“Genteel society ladies who compare notes on their husbands’ suicides. A hilariously foul-mouthed black drag queen. A voodoo priestess who works her roots in the graveyard at midnight. A morose inventor who owns a bottle of poison powerful enough to kill everyone in town. A prominent antiques dealer who hangs a Nazi flag from his window to disrupt the shooting of a movie. And a redneck gigolo whose conquests describe him as a ‘walking streak of sex’.
These are some of the real residents of Savannah, Georgia, a city whose eccentric mores are unerringly observed – and whose dirty linen is gleefully aired – in this utterly irresistible book. At once a true-crime murder story and a hugely entertaining and deliciously perverse travelogue, Midnight in the Garden of Good and Evil is as bracing and intoxicating as half-a-dozen mint juleps.”
It has taken me a long time to get round to writing a review of this book that I read back in February, having been meaning to read it for a good few years, because I have just been unable to put into words how I really feel about it. I don’t think this is necessarily a negative, more a reflection of how this book has pushed me outside of my normal comfort zone in the types of book I usually choose. This book is very different to almost anything else you will read – a blurred line between fiction and non-fiction, between novel and travel writing, almost impossible to categorise.
This is based on real-life events that took place in the 1980s, although some of the ‘facts’ have been called into question and the author admits that the time line has been altered to make for a better narrative. However, it is a great example of the cliche that ‘facts are stranger than fiction’ and, if we weren’t made aware that the basis of the story was true, you would believe that it came entirely from the over-active imagination of the author.
This is a book of two distinct halves and, to me, felt slightly disjointed because of this. The first half is quite slow and a little heavy-going in places. It is made up entirely of a series of vignettes and character studies of Savannah, Georgia and its colourful residents, when the author is spending part of his time living there. Whilst these are interesting and beautiful in their own right, some of them bear little or no relevance when we get to the meat of the story in the second half of the book. This first half of the book reads mostly as a kind of travelogue – a love letter to this city by a man who was obviously and understandably very drawn to the place, its gothic atmosphere, its eccentric inhabitants and its unique customs and, in this regard, he does an amazing job of bringing the place and the people to vivid life. I defy anyone to read this book and not want to visit Savannah immediately, it is clearly a place like no other.
The second half of the book is totally different. This is where we get to the details of the true crime; the murder of a male prostitute by an eminent, but somewhat unconventional, Savannah socialite and the subsequent FOUR trials it took to decide his guilt or innocence one way or the other. This section of the book is totally riveting, more so because it is fact, not fiction, and it moves a lot quicker than the first half. The writer does a fine job of keeping us in suspense on the issue of the accused’s guilt and the book is an excellent read for any fans of true crime books. This is a cut above the usual salacious approach to true crime writing – this book has real elegance in the portrayal of the murder and the laboured, legal aftermath.

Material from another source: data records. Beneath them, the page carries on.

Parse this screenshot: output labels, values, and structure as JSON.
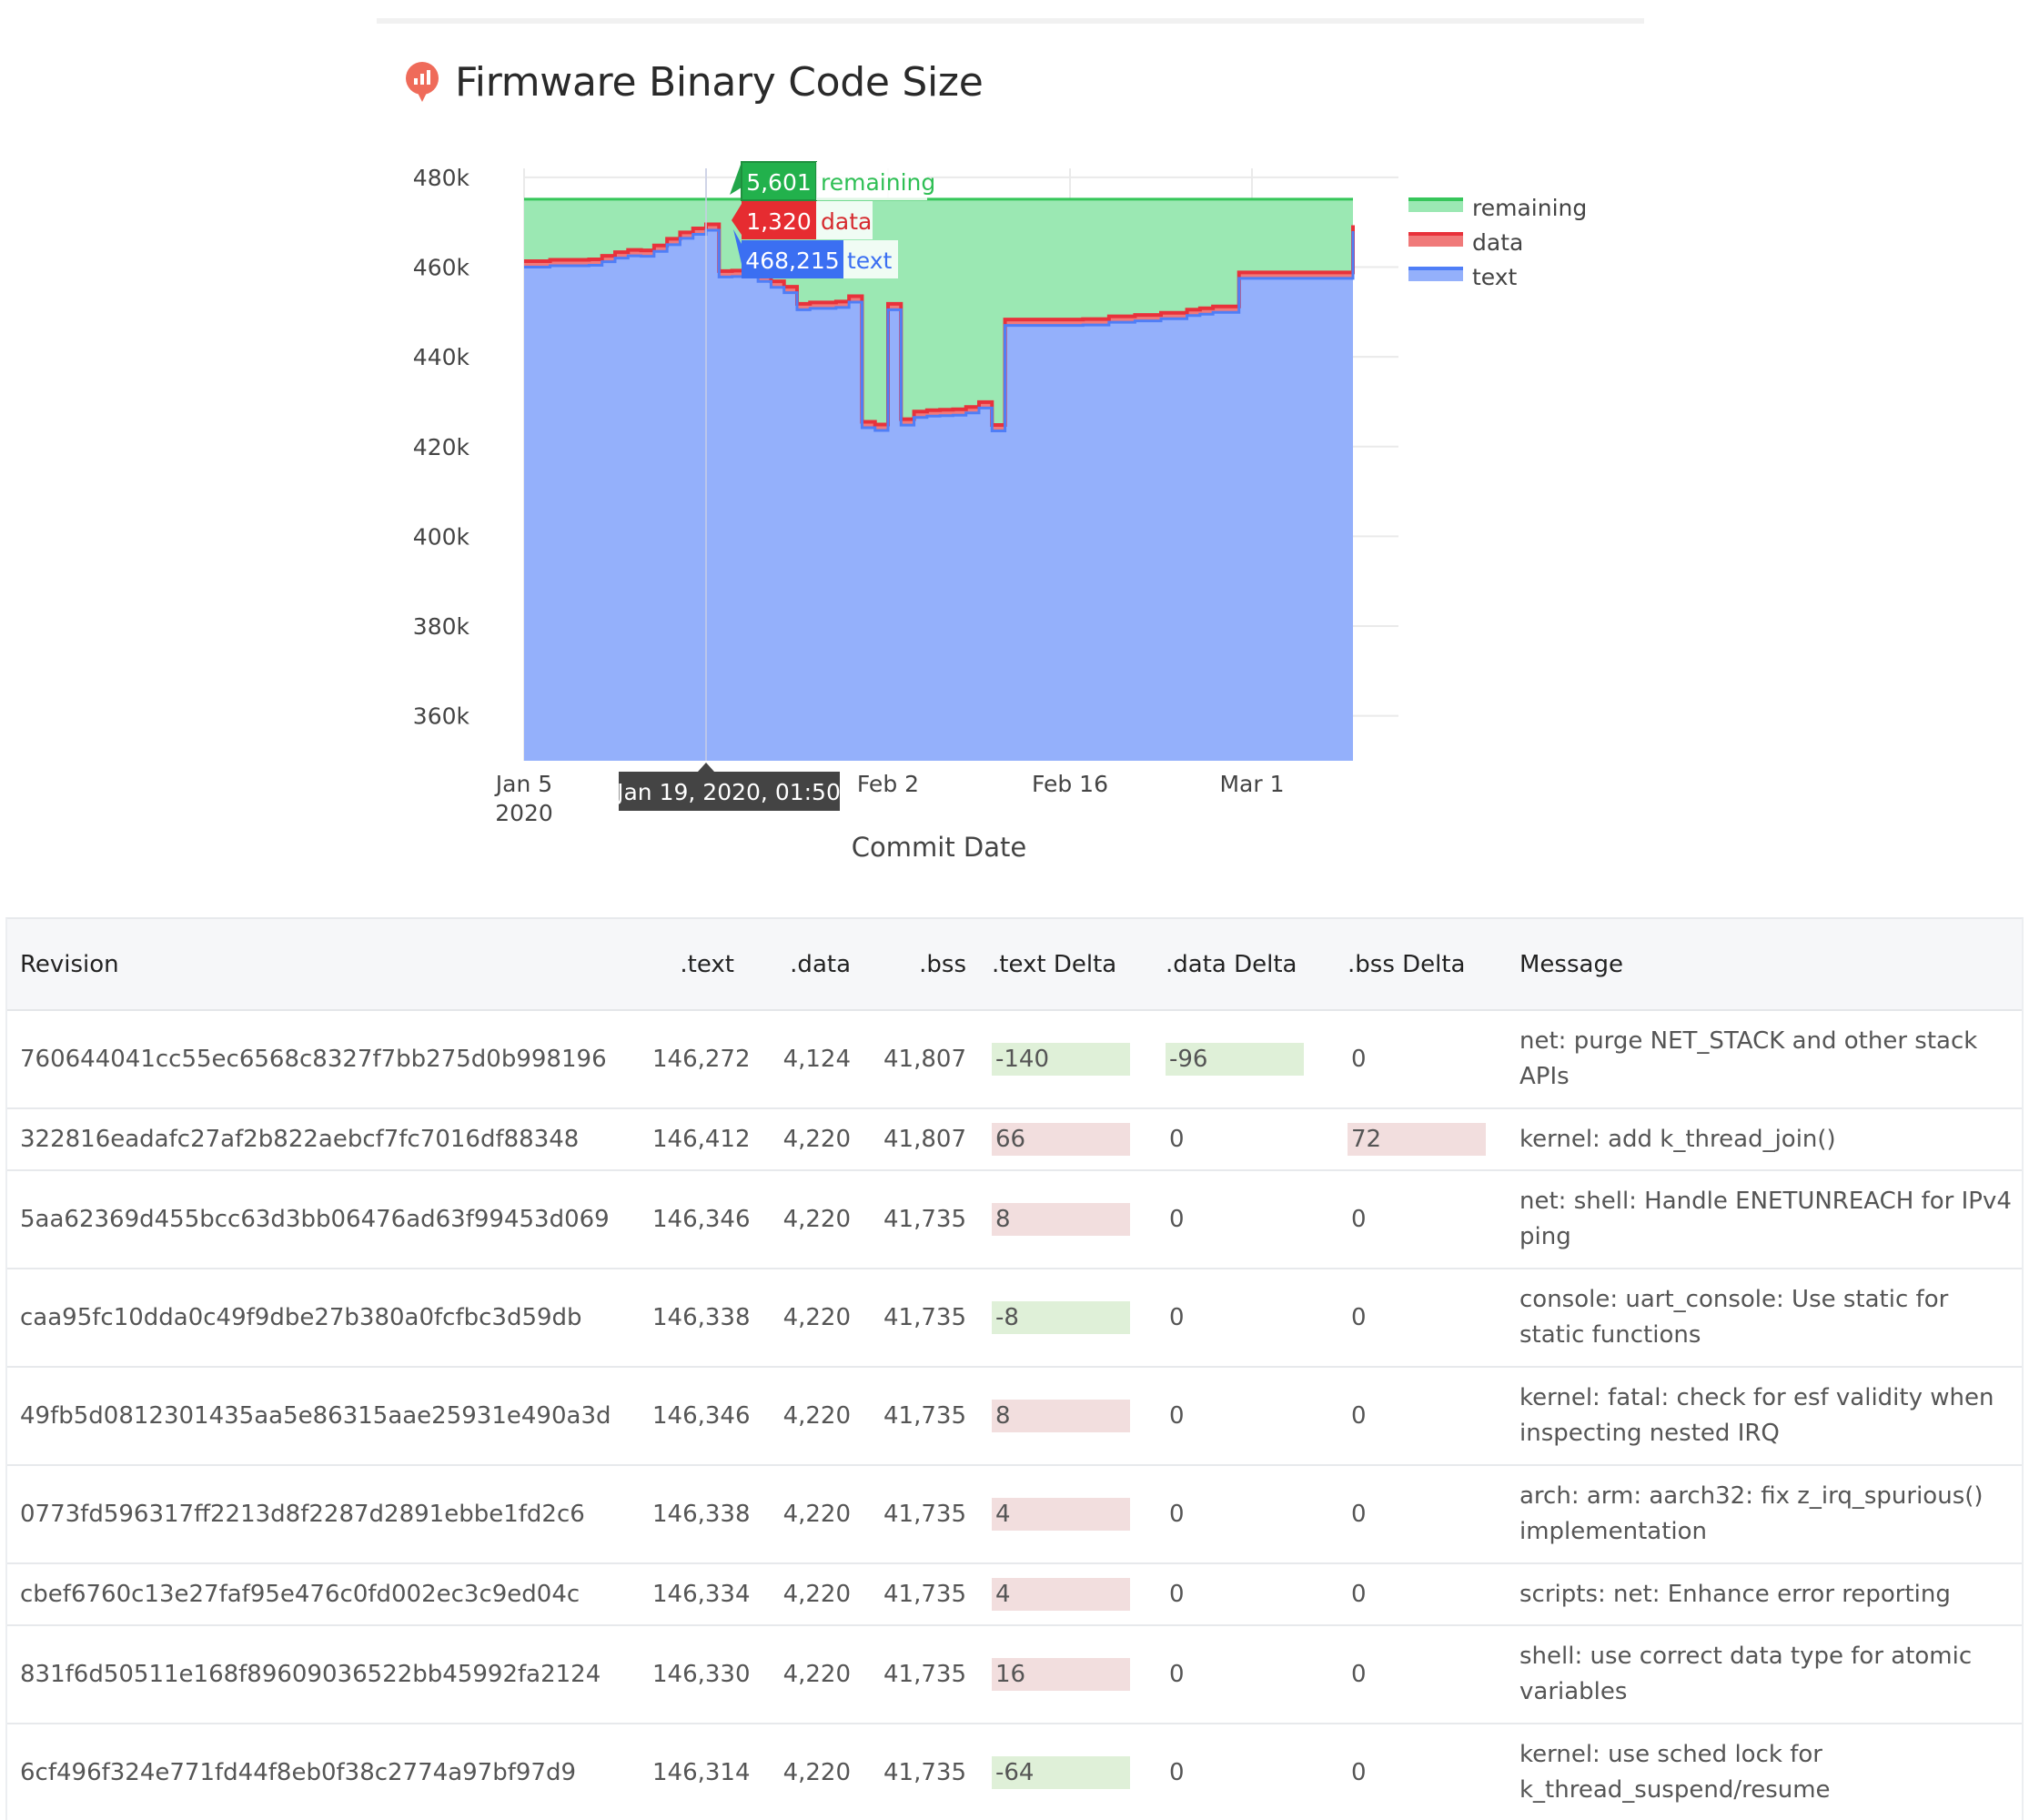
{
  "page": {
    "title": "Firmware Binary Code Size"
  },
  "chart_data": {
    "type": "area",
    "title": "",
    "xlabel": "Commit Date",
    "ylabel": "",
    "ylim": [
      350000,
      482000
    ],
    "y_ticks": [
      360000,
      380000,
      400000,
      420000,
      440000,
      460000,
      480000
    ],
    "y_tick_labels": [
      "360k",
      "380k",
      "400k",
      "420k",
      "440k",
      "460k",
      "480k"
    ],
    "x_ticks": [
      {
        "date": "2020-01-05",
        "label": "Jan 5",
        "sublabel": "2020"
      },
      {
        "date": "2020-01-19",
        "label": "Jan 19"
      },
      {
        "date": "2020-02-02",
        "label": "Feb 2"
      },
      {
        "date": "2020-02-16",
        "label": "Feb 16"
      },
      {
        "date": "2020-03-01",
        "label": "Mar 1"
      }
    ],
    "xlim": [
      "2020-01-05",
      "2020-03-02"
    ],
    "stacking": "stacked",
    "legend_position": "right",
    "grid": true,
    "capacity_total": 475136,
    "series": [
      {
        "name": "text",
        "color": "#4f7ef7",
        "fill": "#94b0fb"
      },
      {
        "name": "data",
        "color": "#e8323b",
        "fill": "#f07a7a"
      },
      {
        "name": "remaining",
        "color": "#36c65a",
        "fill": "#9be8b3"
      }
    ],
    "x": [
      "2020-01-05",
      "2020-01-07",
      "2020-01-08",
      "2020-01-09",
      "2020-01-10",
      "2020-01-11",
      "2020-01-12",
      "2020-01-13",
      "2020-01-14",
      "2020-01-15",
      "2020-01-16",
      "2020-01-17",
      "2020-01-18",
      "2020-01-19",
      "2020-01-20",
      "2020-01-21",
      "2020-01-22",
      "2020-01-23",
      "2020-01-24",
      "2020-01-25",
      "2020-01-26",
      "2020-01-27",
      "2020-01-28",
      "2020-01-29",
      "2020-01-30",
      "2020-01-31",
      "2020-02-01",
      "2020-02-02",
      "2020-02-03",
      "2020-02-04",
      "2020-02-05",
      "2020-02-06",
      "2020-02-07",
      "2020-02-08",
      "2020-02-09",
      "2020-02-10",
      "2020-02-11",
      "2020-02-12",
      "2020-02-14",
      "2020-02-17",
      "2020-02-19",
      "2020-02-21",
      "2020-02-23",
      "2020-02-25",
      "2020-02-26",
      "2020-02-27",
      "2020-02-28",
      "2020-02-29",
      "2020-03-01"
    ],
    "text": [
      460000,
      460300,
      460300,
      460300,
      460400,
      461200,
      462000,
      462500,
      462400,
      463500,
      465000,
      466400,
      467300,
      468215,
      457800,
      457900,
      457800,
      456800,
      455500,
      454300,
      450500,
      450800,
      450800,
      451000,
      452200,
      424200,
      423600,
      450500,
      424800,
      426500,
      426800,
      426900,
      427000,
      427500,
      428600,
      423500,
      447000,
      447000,
      447000,
      447100,
      447700,
      448000,
      448500,
      449200,
      449500,
      449900,
      449900,
      457500,
      468000
    ],
    "data": [
      1320,
      1320,
      1320,
      1320,
      1320,
      1320,
      1320,
      1320,
      1320,
      1320,
      1320,
      1320,
      1320,
      1320,
      1320,
      1320,
      1320,
      1320,
      1320,
      1320,
      1320,
      1320,
      1320,
      1320,
      1320,
      1320,
      1320,
      1320,
      1320,
      1320,
      1320,
      1320,
      1320,
      1320,
      1320,
      1320,
      1320,
      1320,
      1320,
      1320,
      1320,
      1320,
      1320,
      1320,
      1320,
      1320,
      1320,
      1320,
      1320
    ]
  },
  "hover": {
    "date_label": "Jan 19, 2020, 01:50",
    "remaining_value": "5,601",
    "remaining_name": "remaining",
    "data_value": "1,320",
    "data_name": "data",
    "text_value": "468,215",
    "text_name": "text"
  },
  "legend": {
    "items": [
      "remaining",
      "data",
      "text"
    ]
  },
  "table": {
    "headers": [
      "Revision",
      ".text",
      ".data",
      ".bss",
      ".text Delta",
      ".data Delta",
      ".bss Delta",
      "Message"
    ],
    "rows": [
      {
        "revision": "760644041cc55ec6568c8327f7bb275d0b998196",
        "text": "146,272",
        "data": "4,124",
        "bss": "41,807",
        "text_delta": "-140",
        "data_delta": "-96",
        "bss_delta": "0",
        "message": "net: purge NET_STACK and other stack APIs"
      },
      {
        "revision": "322816eadafc27af2b822aebcf7fc7016df88348",
        "text": "146,412",
        "data": "4,220",
        "bss": "41,807",
        "text_delta": "66",
        "data_delta": "0",
        "bss_delta": "72",
        "message": "kernel: add k_thread_join()"
      },
      {
        "revision": "5aa62369d455bcc63d3bb06476ad63f99453d069",
        "text": "146,346",
        "data": "4,220",
        "bss": "41,735",
        "text_delta": "8",
        "data_delta": "0",
        "bss_delta": "0",
        "message": "net: shell: Handle ENETUNREACH for IPv4 ping"
      },
      {
        "revision": "caa95fc10dda0c49f9dbe27b380a0fcfbc3d59db",
        "text": "146,338",
        "data": "4,220",
        "bss": "41,735",
        "text_delta": "-8",
        "data_delta": "0",
        "bss_delta": "0",
        "message": "console: uart_console: Use static for static functions"
      },
      {
        "revision": "49fb5d0812301435aa5e86315aae25931e490a3d",
        "text": "146,346",
        "data": "4,220",
        "bss": "41,735",
        "text_delta": "8",
        "data_delta": "0",
        "bss_delta": "0",
        "message": "kernel: fatal: check for esf validity when inspecting nested IRQ"
      },
      {
        "revision": "0773fd596317ff2213d8f2287d2891ebbe1fd2c6",
        "text": "146,338",
        "data": "4,220",
        "bss": "41,735",
        "text_delta": "4",
        "data_delta": "0",
        "bss_delta": "0",
        "message": "arch: arm: aarch32: fix z_irq_spurious() implementation"
      },
      {
        "revision": "cbef6760c13e27faf95e476c0fd002ec3c9ed04c",
        "text": "146,334",
        "data": "4,220",
        "bss": "41,735",
        "text_delta": "4",
        "data_delta": "0",
        "bss_delta": "0",
        "message": "scripts: net: Enhance error reporting"
      },
      {
        "revision": "831f6d50511e168f89609036522bb45992fa2124",
        "text": "146,330",
        "data": "4,220",
        "bss": "41,735",
        "text_delta": "16",
        "data_delta": "0",
        "bss_delta": "0",
        "message": "shell: use correct data type for atomic variables"
      },
      {
        "revision": "6cf496f324e771fd44f8eb0f38c2774a97bf97d9",
        "text": "146,314",
        "data": "4,220",
        "bss": "41,735",
        "text_delta": "-64",
        "data_delta": "0",
        "bss_delta": "0",
        "message": "kernel: use sched lock for k_thread_suspend/resume"
      }
    ]
  }
}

John Berendt is first and foremost a journalist and this really evident in his writing style in this book. He has a very keen eye for detail and a great talent for drawing an attractive and evocative picture of the setting and its inhabitants. I had a very clear image in my head of Savannah and the characters he is describing throughout my reading of the book. However, the downside of his style for me is that the book lacked the flow you would usually expect of a full-length novel and it felt a little more like a series of loosely connected reportage pieces, particularly the first half.
So, I am still undecided as to how I really feel about this book. Am I glad I read it? Yes, definitely, it is 100% worthy of the reader’s time. Did I absolutely love it? No, but I think that is maybe because it was so different to the style of writing I normally choose to read and it defies categorisation and pushed me out of my comfort zone. Would I recommend it to my friends? Yes, I would. I think it was an interesting book that anyone would get something from and any book that challenges our norms is to be encouraged. It does have some flaws, but that doesn’t detract from its value. And its cover is just the PERFECT representation of the book.
Now please excuse me, I’m off to book a flight to Savannah and a ticket to see Lady Chablis at Club One. If you want to know more about her, you’ll need to read the book. You can buy a copy of Midnight in the Garden of Good and Evil here.
About the Author
The son of two writers, John Berendt grew up in Syracuse, New York. He earned a B.A. in English from Harvard University, where he worked on the staff of The Harvard Lampoon. After graduating in 1961, he moved to New York City to pursue a career in publishing. Berendt has written for David Frost and Dick Cavett, was editor of New York magazine from 1977 to 1979, and wrote a monthly column for Esquire from 1982 to 1994.
Berendt first traveled to Savannah in the early 1980s. Over the ensuing eight years his visits became more frequent and extended, until he was spending more time in Savannah than in New York.
Part of the appeal, Berendt says, lay in the city’s penchant for morbid gossip.
Since the publication and unprecedented success of Midnight in the Garden of Good and Evil, Berendt has become a Savannah celebrity and was even presented with the key to the city.